2019 was the centenary of women being admitted to the legal profession. But even as we celebrated, we understood that the goal of equality on the bench and with practitioners is more than a numbers game. It requires a change in attitudes and work practices to allow men and women to be true equals in the law. This book comes from Women in the Law UK, a networking organisation which aims to encourage, inspire and support women in the legal profession.

Introduced by Dr Helen Pankhurst CBE, most of the book consists of a series of interview questions answered by dozens of women – and men – who range from a pupil to the former President of the Supreme Court. Some of these are barristers, but most are not.

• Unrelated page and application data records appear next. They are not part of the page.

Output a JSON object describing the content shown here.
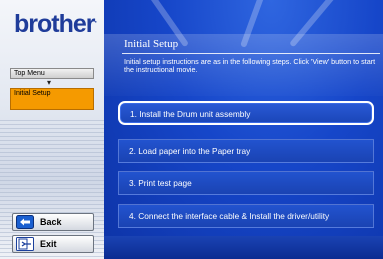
{
  "brand": {
    "logo_text": "brother",
    "mark": "."
  },
  "sidebar": {
    "menu_top_label": "Top Menu",
    "menu_arrow": "▾",
    "current_label": "Initial Setup"
  },
  "nav": {
    "back_label": "Back",
    "exit_label": "Exit"
  },
  "main": {
    "title": "Initial Setup",
    "intro": "Initial setup instructions are as in the following steps. Click 'View' button to start the instructional movie.",
    "steps": [
      {
        "label": "1. Install the Drum unit assembly"
      },
      {
        "label": "2. Load paper into the Paper tray"
      },
      {
        "label": "3. Print test page"
      },
      {
        "label": "4. Connect the interface cable & Install the driver/utility"
      }
    ]
  },
  "colors": {
    "brand_blue": "#1f3c9a",
    "highlight_orange": "#f59a00",
    "panel_blue": "#1646c9"
  },
  "icons": {
    "back": "back-arrow-icon",
    "exit": "exit-door-icon"
  }
}
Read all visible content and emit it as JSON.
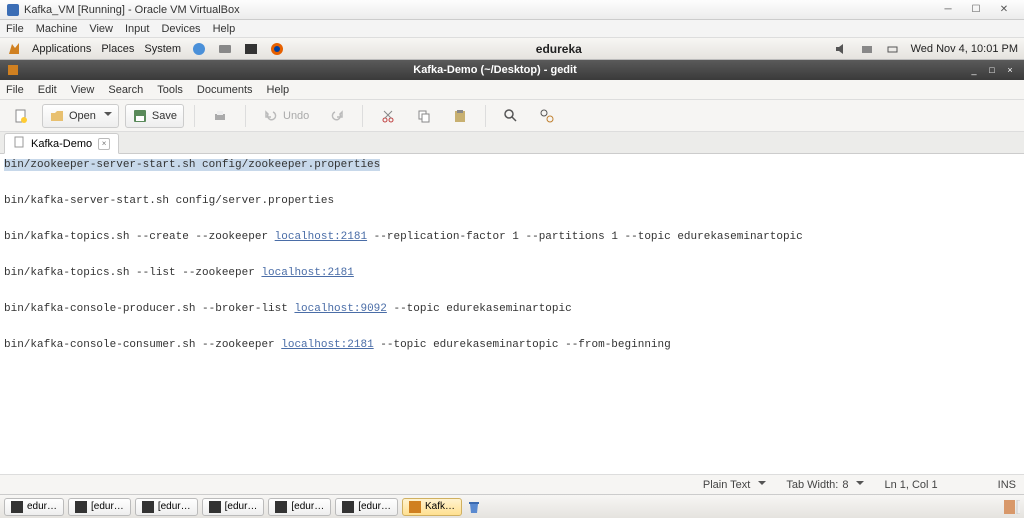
{
  "vbox": {
    "title": "Kafka_VM [Running] - Oracle VM VirtualBox",
    "menu": [
      "File",
      "Machine",
      "View",
      "Input",
      "Devices",
      "Help"
    ]
  },
  "gnome": {
    "apps": "Applications",
    "places": "Places",
    "system": "System",
    "center": "edureka",
    "datetime": "Wed Nov  4, 10:01 PM"
  },
  "gedit": {
    "title": "Kafka-Demo (~/Desktop) - gedit",
    "menu": [
      "File",
      "Edit",
      "View",
      "Search",
      "Tools",
      "Documents",
      "Help"
    ],
    "toolbar": {
      "open": "Open",
      "save": "Save",
      "undo": "Undo"
    },
    "tab": "Kafka-Demo",
    "lines": [
      "bin/zookeeper-server-start.sh config/zookeeper.properties",
      "",
      "bin/kafka-server-start.sh config/server.properties",
      "",
      "bin/kafka-topics.sh --create --zookeeper localhost:2181 --replication-factor 1 --partitions 1 --topic edurekaseminartopic",
      "",
      "bin/kafka-topics.sh --list --zookeeper localhost:2181",
      "",
      "bin/kafka-console-producer.sh --broker-list localhost:9092 --topic edurekaseminartopic",
      "",
      "bin/kafka-console-consumer.sh --zookeeper localhost:2181 --topic edurekaseminartopic --from-beginning"
    ],
    "status": {
      "syntax": "Plain Text",
      "tabwidth_label": "Tab Width:",
      "tabwidth_value": "8",
      "cursor": "Ln 1, Col 1",
      "mode": "INS"
    }
  },
  "taskbar": {
    "items": [
      {
        "label": "edur…",
        "active": false
      },
      {
        "label": "[edur…",
        "active": false
      },
      {
        "label": "[edur…",
        "active": false
      },
      {
        "label": "[edur…",
        "active": false
      },
      {
        "label": "[edur…",
        "active": false
      },
      {
        "label": "[edur…",
        "active": false
      },
      {
        "label": "Kafk…",
        "active": true
      }
    ]
  }
}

They cover the range of all the areas where women contribute to the law – solicitors with a number of specialisms and who are in-house lawyers or in firms, managing clerks, trainers, the first black President of the Law Society, and both partners and sole practitioners.

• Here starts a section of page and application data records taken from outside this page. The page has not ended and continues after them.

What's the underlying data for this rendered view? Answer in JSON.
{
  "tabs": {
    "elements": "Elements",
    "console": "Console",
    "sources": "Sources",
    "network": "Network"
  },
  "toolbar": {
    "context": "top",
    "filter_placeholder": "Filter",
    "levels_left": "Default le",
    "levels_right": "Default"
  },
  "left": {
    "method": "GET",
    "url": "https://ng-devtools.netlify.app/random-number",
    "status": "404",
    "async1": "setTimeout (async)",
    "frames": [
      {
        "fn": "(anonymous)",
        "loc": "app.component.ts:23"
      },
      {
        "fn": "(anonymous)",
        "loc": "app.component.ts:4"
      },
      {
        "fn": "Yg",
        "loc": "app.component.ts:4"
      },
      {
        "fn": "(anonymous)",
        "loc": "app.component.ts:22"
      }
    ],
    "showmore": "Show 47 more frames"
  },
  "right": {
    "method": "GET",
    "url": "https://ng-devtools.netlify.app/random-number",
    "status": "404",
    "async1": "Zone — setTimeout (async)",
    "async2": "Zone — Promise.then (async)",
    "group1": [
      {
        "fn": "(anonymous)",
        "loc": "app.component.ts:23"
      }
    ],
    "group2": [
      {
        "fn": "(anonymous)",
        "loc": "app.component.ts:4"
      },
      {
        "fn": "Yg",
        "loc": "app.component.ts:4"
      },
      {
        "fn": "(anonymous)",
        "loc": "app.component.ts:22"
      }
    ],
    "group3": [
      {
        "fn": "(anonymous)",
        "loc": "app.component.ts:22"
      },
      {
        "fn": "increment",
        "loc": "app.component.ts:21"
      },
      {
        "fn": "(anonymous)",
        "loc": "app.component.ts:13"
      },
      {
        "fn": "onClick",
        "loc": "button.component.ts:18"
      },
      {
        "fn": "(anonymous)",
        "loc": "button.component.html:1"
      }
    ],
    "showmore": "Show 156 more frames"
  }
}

The respondents talk about their working lives, how they got to where they are, how they have worked to be where they can contribute most, and also their personal lives. The latter have been balanced with work, but not always in the same way. Finally, they are asked for their inspirational tips. There are a lot of these but there is no attempt to draw them together. This is wise. Readers will come to this book from different angles, but they should all find something which chimes with the challenges they individually face. It is noteworthy how many of the contributors came from backgrounds which a few decades ago one would not have associated with ‘lawyer’.

Anyone who has thought that they suffer from imposter syndrome should read this because the truth is that they really do belong in the profession.